What you need to do:
Without the pictures, write the listing out again exactly as it appears.
------------------------------------------------
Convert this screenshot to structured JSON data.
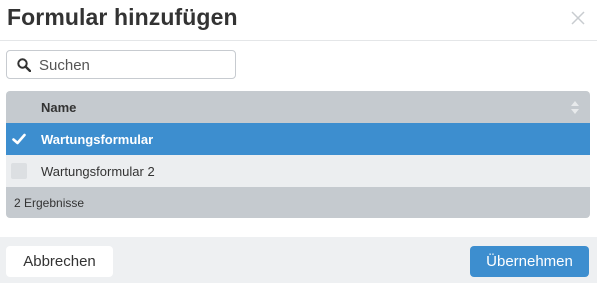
{
  "dialog": {
    "title": "Formular hinzufügen"
  },
  "search": {
    "placeholder": "Suchen",
    "value": ""
  },
  "grid": {
    "columns": [
      "Name"
    ],
    "rows": [
      {
        "name": "Wartungsformular",
        "selected": true
      },
      {
        "name": "Wartungsformular 2",
        "selected": false
      }
    ],
    "result_count": "2 Ergebnisse"
  },
  "actions": {
    "cancel_label": "Abbrechen",
    "apply_label": "Übernehmen"
  },
  "colors": {
    "accent": "#3d8ecf",
    "header_bg": "#c5cacf"
  }
}
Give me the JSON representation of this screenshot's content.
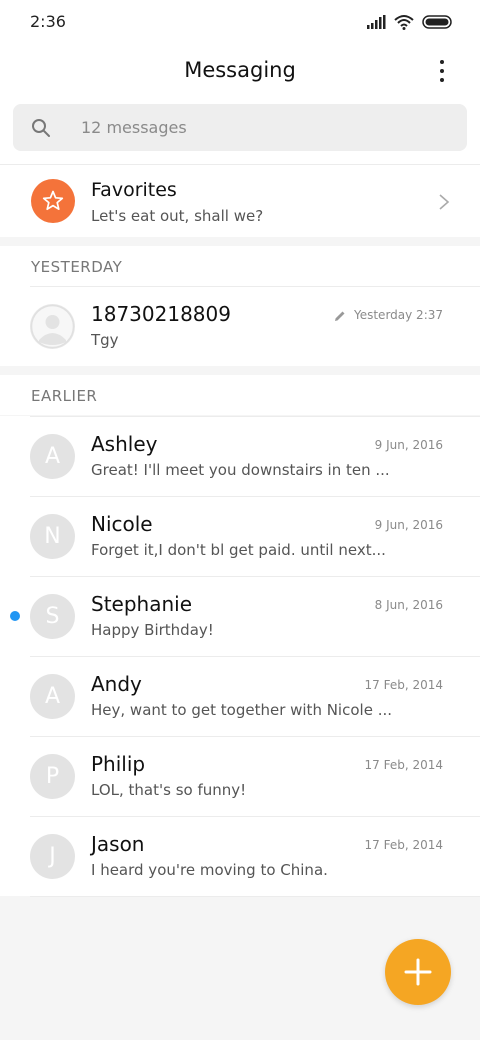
{
  "status_bar": {
    "time": "2:36"
  },
  "header": {
    "title": "Messaging"
  },
  "search": {
    "placeholder": "12 messages"
  },
  "favorites": {
    "name": "Favorites",
    "preview": "Let's eat out, shall we?",
    "icon": "star-icon",
    "color": "#f4733a"
  },
  "sections": {
    "yesterday": "YESTERDAY",
    "earlier": "EARLIER"
  },
  "yesterday_conversation": {
    "name": "18730218809",
    "preview": "Tgy",
    "date": "Yesterday 2:37",
    "draft": true
  },
  "conversations": [
    {
      "initial": "A",
      "name": "Ashley",
      "preview": "Great! I'll meet you downstairs in ten ...",
      "date": "9 Jun, 2016",
      "unread": false
    },
    {
      "initial": "N",
      "name": "Nicole",
      "preview": "Forget it,I don't bl get paid. until next...",
      "date": "9 Jun, 2016",
      "unread": false
    },
    {
      "initial": "S",
      "name": "Stephanie",
      "preview": "Happy Birthday!",
      "date": "8 Jun, 2016",
      "unread": true
    },
    {
      "initial": "A",
      "name": "Andy",
      "preview": "Hey, want to get together with Nicole ...",
      "date": "17 Feb, 2014",
      "unread": false
    },
    {
      "initial": "P",
      "name": "Philip",
      "preview": "LOL, that's so funny!",
      "date": "17 Feb, 2014",
      "unread": false
    },
    {
      "initial": "J",
      "name": "Jason",
      "preview": "I heard you're moving to China.",
      "date": "17 Feb, 2014",
      "unread": false
    }
  ],
  "fab": {
    "icon": "plus-icon",
    "color": "#f5a623"
  },
  "colors": {
    "unread": "#2196f3",
    "avatar_bg": "#e3e3e3"
  }
}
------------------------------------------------
Answer box:
Convert this screenshot to structured JSON data.
{
  "dialog": {
    "title": "Formular hinzufügen"
  },
  "search": {
    "placeholder": "Suchen",
    "value": ""
  },
  "grid": {
    "columns": [
      "Name"
    ],
    "rows": [
      {
        "name": "Wartungsformular",
        "selected": true
      },
      {
        "name": "Wartungsformular 2",
        "selected": false
      }
    ],
    "result_count": "2 Ergebnisse"
  },
  "actions": {
    "cancel_label": "Abbrechen",
    "apply_label": "Übernehmen"
  },
  "colors": {
    "accent": "#3d8ecf",
    "header_bg": "#c5cacf"
  }
}
Give me the JSON representation of this screenshot's content.
{
  "status_bar": {
    "time": "2:36"
  },
  "header": {
    "title": "Messaging"
  },
  "search": {
    "placeholder": "12 messages"
  },
  "favorites": {
    "name": "Favorites",
    "preview": "Let's eat out, shall we?",
    "icon": "star-icon",
    "color": "#f4733a"
  },
  "sections": {
    "yesterday": "YESTERDAY",
    "earlier": "EARLIER"
  },
  "yesterday_conversation": {
    "name": "18730218809",
    "preview": "Tgy",
    "date": "Yesterday 2:37",
    "draft": true
  },
  "conversations": [
    {
      "initial": "A",
      "name": "Ashley",
      "preview": "Great! I'll meet you downstairs in ten ...",
      "date": "9 Jun, 2016",
      "unread": false
    },
    {
      "initial": "N",
      "name": "Nicole",
      "preview": "Forget it,I don't bl get paid. until next...",
      "date": "9 Jun, 2016",
      "unread": false
    },
    {
      "initial": "S",
      "name": "Stephanie",
      "preview": "Happy Birthday!",
      "date": "8 Jun, 2016",
      "unread": true
    },
    {
      "initial": "A",
      "name": "Andy",
      "preview": "Hey, want to get together with Nicole ...",
      "date": "17 Feb, 2014",
      "unread": false
    },
    {
      "initial": "P",
      "name": "Philip",
      "preview": "LOL, that's so funny!",
      "date": "17 Feb, 2014",
      "unread": false
    },
    {
      "initial": "J",
      "name": "Jason",
      "preview": "I heard you're moving to China.",
      "date": "17 Feb, 2014",
      "unread": false
    }
  ],
  "fab": {
    "icon": "plus-icon",
    "color": "#f5a623"
  },
  "colors": {
    "unread": "#2196f3",
    "avatar_bg": "#e3e3e3"
  }
}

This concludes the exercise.